For years, sawfish carried a reputation as a formidable denizen of the deep. It has been known and hunted for thousands of years and plays an important mythological and spiritual role in many societies around the world. It is said to slice boats open and let them sink to the bottom, devouring the crew once they have drowned.
However, contrary to these myths and legends, sawfish neither consumes marine mammals nor poses a significant threat to them. Its dangerous nature depends upon perspective and who’s telling the tale. Throughout history, sawfish portrayals have been less than true to the facts, whether the misinformed party is the media, historians, or the fishermen who encounter these ancient fishes.
The sawfish (Pristis pristis) is a large ray-like animal that has a rostrum full of spikes. If you ever see one, you might wonder if someone had taped a chainsaw to the body of a shark.
They all wield a distinctive saw, lined with two rows of sharp, outward-pointing “teeth”.

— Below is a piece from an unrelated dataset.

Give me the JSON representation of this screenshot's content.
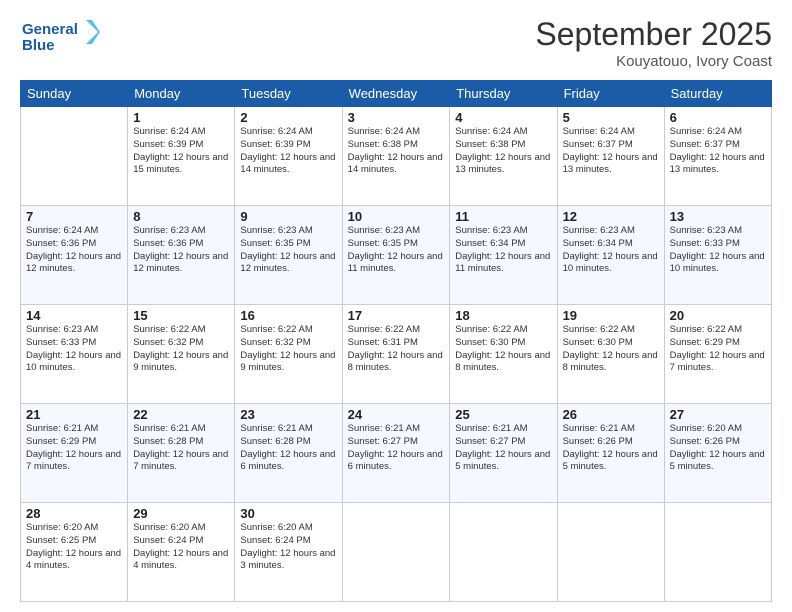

Sawfish is among the largest fish which can grow up to 21 feet long and over 1300 pounds. However, ancient reports tell of 5000-pound sawfish. Although often found in the open ocean, they are known to travel inland into freshwater rivers and lakes.
But the old-age question still lingers: what are their “saws” for? According to experts, their saws are both trackers and weapons, studded with small pores that allow the sawfish to sense the minute electrical fields produced by living things. Even in murky water, their prey cannot hide.
Once the sawfish has found its target, it uses the saw like a swordsman. It slashes at its vîctim with fast sideways swipes, either stunning it or impaling it upon the teeth.
Sometimes, the slashes are powerful enough to cut a fish in half. Even less dramatic blows can knock a fish to the sea floor, and the sawfish pins it in place with its saw.
Even with their fâtal weapons, the sawfish is still in for trouble, experiencing a drastic decline in recent decades. They are critically endangered according to IUCN, partly because fishermen hack off their fins to supply the growing demand for sharks’ fins for shark fin soups and traditional medicines. But even if people aren’t seeking out these species, they face habitat loss, and their nets can entangle the spiky saws all the same.